John Gooch. Mussolini and his Generals: The Armed Forces and Fascist Foreign Policy, 1922-1940. Cambridge: Cambridge University Press, 2007. A big book for a big subject. There's a lot here on strategic debates and policy within the Fascist regime; not just how the military served Italian foreign policy ends in Spain and Abyssinia but also the intellectual responses to the changes in warfare since 1918. So Douhet gets some attention, but Balbo even more so. It's hardly a well-trodden area, at least in English, so I expect to learn a lot from this book.
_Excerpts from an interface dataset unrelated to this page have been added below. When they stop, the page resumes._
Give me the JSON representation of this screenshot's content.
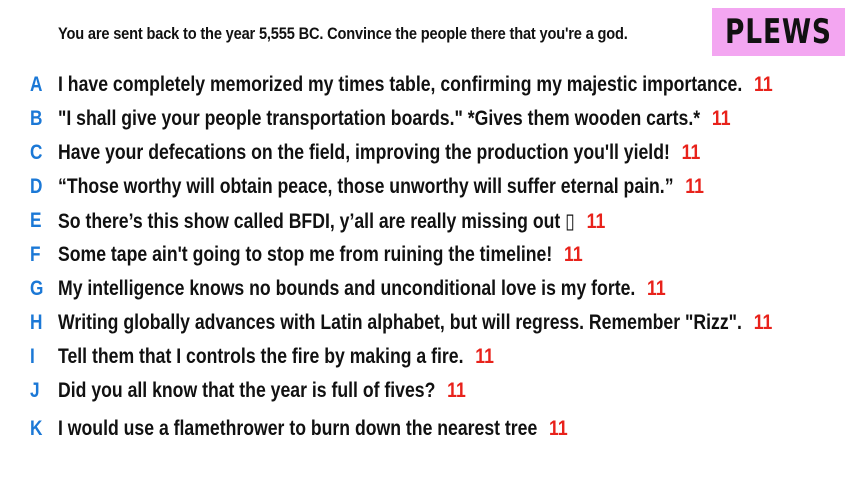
{
  "prompt": "You are sent back to the year 5,555 BC. Convince the people there that you're a god.",
  "brand": "PLEWS",
  "colors": {
    "letter": "#1b78d6",
    "score": "#e8221b",
    "brand_bg": "#f3a6f1"
  },
  "options": [
    {
      "letter": "A",
      "text": "I have completely memorized my times table, confirming my majestic importance.",
      "score": "11"
    },
    {
      "letter": "B",
      "text": "\"I shall give your people transportation boards.\" *Gives them wooden carts.*",
      "score": "11"
    },
    {
      "letter": "C",
      "text": "Have your defecations on the field, improving the production you'll yield!",
      "score": "11"
    },
    {
      "letter": "D",
      "text": "“Those worthy will obtain peace, those unworthy will suffer eternal pain.”",
      "score": "11"
    },
    {
      "letter": "E",
      "text": "So there’s this show called BFDI, y’all are really missing out ▯",
      "score": "11"
    },
    {
      "letter": "F",
      "text": "Some tape ain't going to stop me from ruining the timeline!",
      "score": "11"
    },
    {
      "letter": "G",
      "text": "My intelligence knows no bounds and unconditional love is my forte.",
      "score": "11"
    },
    {
      "letter": "H",
      "text": "Writing globally advances with Latin alphabet, but will regress. Remember \"Rizz\".",
      "score": "11"
    },
    {
      "letter": "I",
      "text": "Tell them that I controls the fire by making a fire.",
      "score": "11"
    },
    {
      "letter": "J",
      "text": "Did you all know that the year is full of fives?",
      "score": "11"
    },
    {
      "letter": "K",
      "text": "I would use a flamethrower to burn down the nearest tree",
      "score": "11"
    }
  ]
}
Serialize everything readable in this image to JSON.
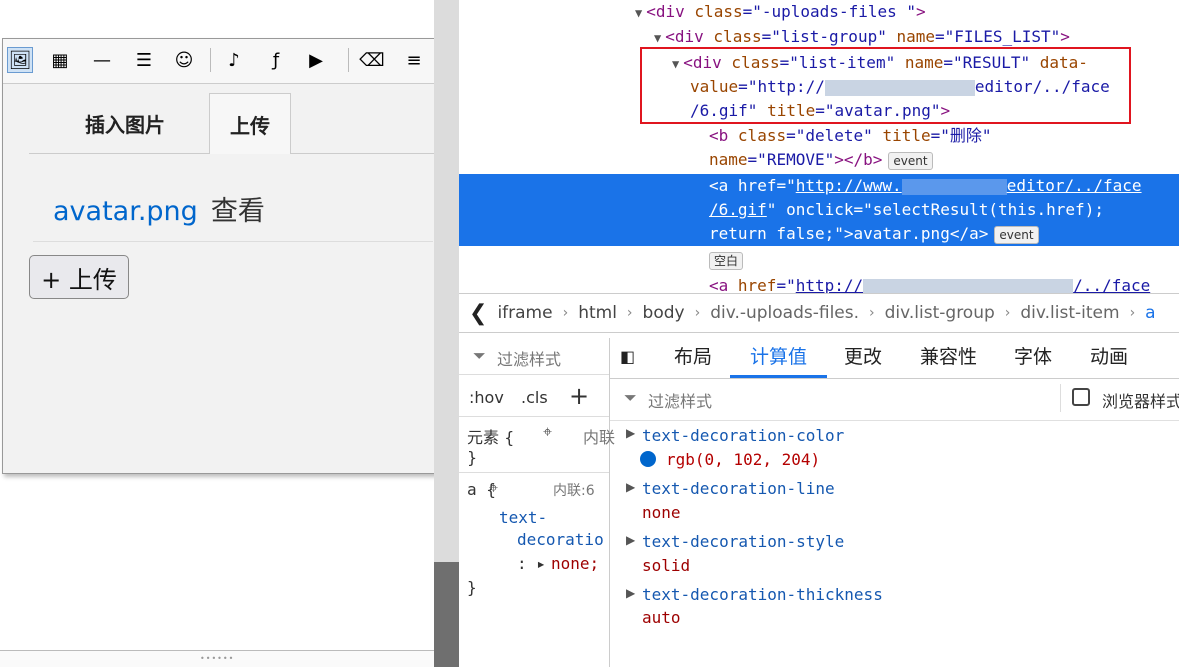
{
  "editor": {
    "toolbar_icons": [
      "image-icon",
      "table-icon",
      "horizontal-rule-icon",
      "indent-icon",
      "emoji-icon",
      "music-icon",
      "flash-icon",
      "video-icon",
      "clean-format-icon",
      "align-icon"
    ],
    "tabs": [
      {
        "label": "插入图片"
      },
      {
        "label": "上传"
      }
    ],
    "result": {
      "link": "avatar.png",
      "view": "查看"
    },
    "upload_button": "+ 上传"
  },
  "devtools": {
    "dom": {
      "l1_tag": "div",
      "l1_attr": "class",
      "l1_val": "-uploads-files ",
      "l2_tag": "div",
      "l2_attr1": "class",
      "l2_val1": "list-group",
      "l2_attr2": "name",
      "l2_val2": "FILES_LIST",
      "l3_tag": "div",
      "l3_attr1": "class",
      "l3_val1": "list-item",
      "l3_attr2": "name",
      "l3_val2": "RESULT",
      "l3_attr3": "data-",
      "l3b_attr": "value",
      "l3b_val_a": "http://",
      "l3b_val_b": "editor/../face",
      "l3c_val": "/6.gif",
      "l3c_attr": "title",
      "l3c_val2": "avatar.png",
      "b_tag": "b",
      "b_attr1": "class",
      "b_val1": "delete",
      "b_attr2": "title",
      "b_val2": "删除",
      "b2_attr": "name",
      "b2_val": "REMOVE",
      "event": "event",
      "a_tag": "a",
      "a_attr": "href",
      "a_val_a": "http://www.",
      "a_val_b": "editor/../face",
      "a2_val": "/6.gif",
      "a2_attr": "onclick",
      "a2_val2": "selectResult(this.href);",
      "a3_text": "return false;\">avatar.png</a>",
      "blank": "空白",
      "a4_val_a": "http://",
      "a4_val_b": "/../face"
    },
    "breadcrumb": [
      "iframe",
      "html",
      "body",
      "div.-uploads-files.",
      "div.list-group",
      "div.list-item",
      "a"
    ],
    "styles": {
      "filter": "过滤样式",
      "hov": ":hov",
      "cls": ".cls",
      "element_rule": "元素 {",
      "inline_hint": "内联",
      "close": "}",
      "a_rule": "a {",
      "a_inline": "内联:6",
      "prop1": "text-",
      "prop2": "decoratio",
      "prop_val": "none;"
    },
    "panel_tabs": [
      "布局",
      "计算值",
      "更改",
      "兼容性",
      "字体",
      "动画"
    ],
    "computed_filter": "过滤样式",
    "browser_styles": "浏览器样式",
    "computed": [
      {
        "name": "text-decoration-color",
        "value": "rgb(0, 102, 204)"
      },
      {
        "name": "text-decoration-line",
        "value": "none"
      },
      {
        "name": "text-decoration-style",
        "value": "solid"
      },
      {
        "name": "text-decoration-thickness",
        "value": "auto"
      }
    ],
    "colors": {
      "accent": "#1a73e8",
      "swatch": "#0066cc"
    }
  }
}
Craig Stockings, ed. Zombie Myths of Australian Military History. Sydney: New South, 2010. Having enjoyed the sequel, I looked around for a copy of this but it was hard to find. So I grabbed it when I quite randomly found it in one of my regular haunts. This is more focused on the myths Australians like to believe about specific battles and campaigns, a number of which have been discussed here before: Breaker Morant (Craig Wilcox), Gallipoli (Rhys Crawley), HMAS Sydney (Oeter Dennis). Other debunkings include 'Australians broke the Hindenburg Line' (Elizabeth Greenhalgh) and '"There is an idea that the Australian is a born soldier..."' (Stockings). Good stuff.